We set out our detailed findings below. These are the basis for our judgment of the service’s performance in this area.

The service understands the future financial challenges but could do more planning to address this risk

The service has a secure financial position and has developed an understanding of future financial challenges. The underpinning assumptions are relatively robust, realistic and prudent, and take account of the wider external environment.

It has some plans to mitigate its main or significant financial risks. For example, the service has acted on the pension court ruling for the Firefighters’ Pension Scheme, and made provision for increased employer contributions. It is also actively monitoring the implications for future judgments.

However, the service could take more action to develop and consult on the range of potential savings and investment opportunities to deal with financial uncertainties. The service makes limited use of scenario planning for future spending reductions.

The service is developing a plan for the use of its reserves

The service has maintained a robust level of reserves. It is now planning to make considerable investments in frontline services while keeping the general reserve at approximately 4 percent of its budget.

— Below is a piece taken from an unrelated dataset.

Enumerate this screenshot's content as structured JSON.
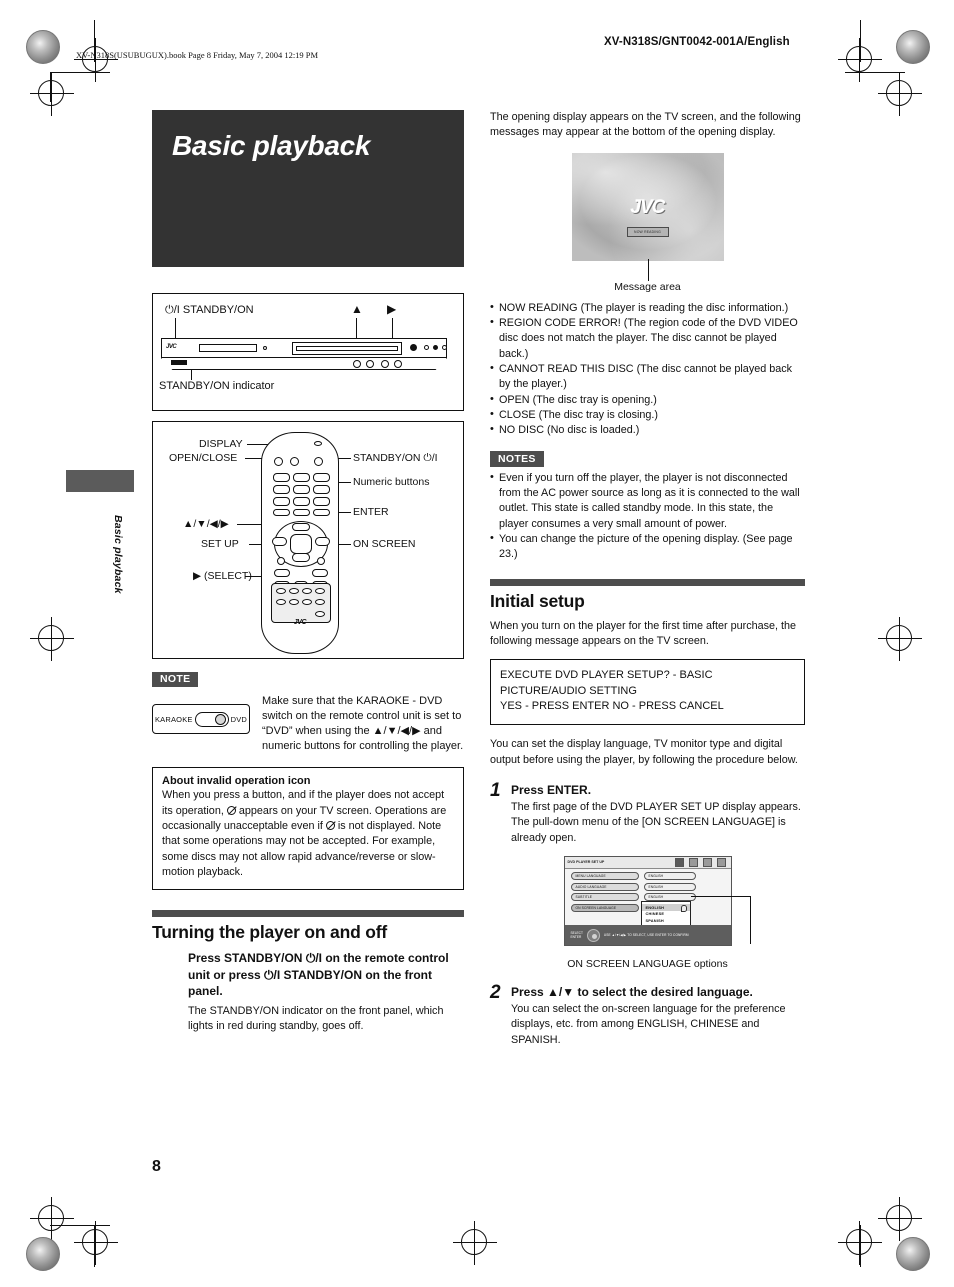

At the time of the inspection (May 2021), the service was considering bid proposals for funding allocation from the reserves. It was not clear if the proposals to utilise the reserves have been carefully considered as part of a co-ordinated investment programme linked to the CRMP or the MTFP. We look forward to seeing how the future investment has improved the service’s effectiveness and efficiency.

The service isn’t maximising efficiency through its fleet and estates

The service doesn’t fully exploit opportunities to improve efficiency and effectiveness presented by changes in fleet and estate provision. The service’s investment in estates, fleet and equipment doesn’t clearly align with the requirements of its latest CRMP.

The service doesn’t properly assess the effect any changes in estate and fleet provision, or future innovation may have on risk. For example, since our last inspection the service has bought new smaller compact fire engines. It did this to explore any potential long-term savings (capital and revenue), but primarily to improve operational response in remote rural areas, and in narrow and congested roads. During our inspection, staff gave a variety of views about the effectiveness of these new fire engines. The service should evaluate the overall impact of these changes.

Following the end of the service’s participation in the Place Partnership Project, it is to procure the services of the West Mercia police and crime commissioner for the provision of property management. The agreement was due to start on 1 April 2021. However, when we reviewed the agreement, it didn’t contain key performance indicators or standards of service. The service should assure itself that it is getting best value for money and service levels from this service agreement.

The service has invested in some technologies, but needs to improve its capacity and capability

We are encouraged to see the improvements the service has made since the last inspection. The service actively considers how changes in technology and future innovation may affect risk. The service has moved its fire control mobilising system to West Mercia Police headquarters. It also seeks to exploit opportunities to improve efficiency and effectiveness presented by changes in technology. Since the pandemic, the service has accelerated its use of virtual technology to communicate effectively with staff. The service has installed large screens in stations so that whole teams can participate in calls or training sessions.

However, the service has limited capacity and capability to bring about lasting future change. The service has developed some in-house IT solutions (such as the debrief system). However, it doesn’t have capacity to maintain and improve these systems and has procured external IT consultants to provide support. The service also wants to improve environmentally and has written a specification for electric vehicles. But it isn’t yet in a position for procurement, until a charging infrastructure has been put in place in the service.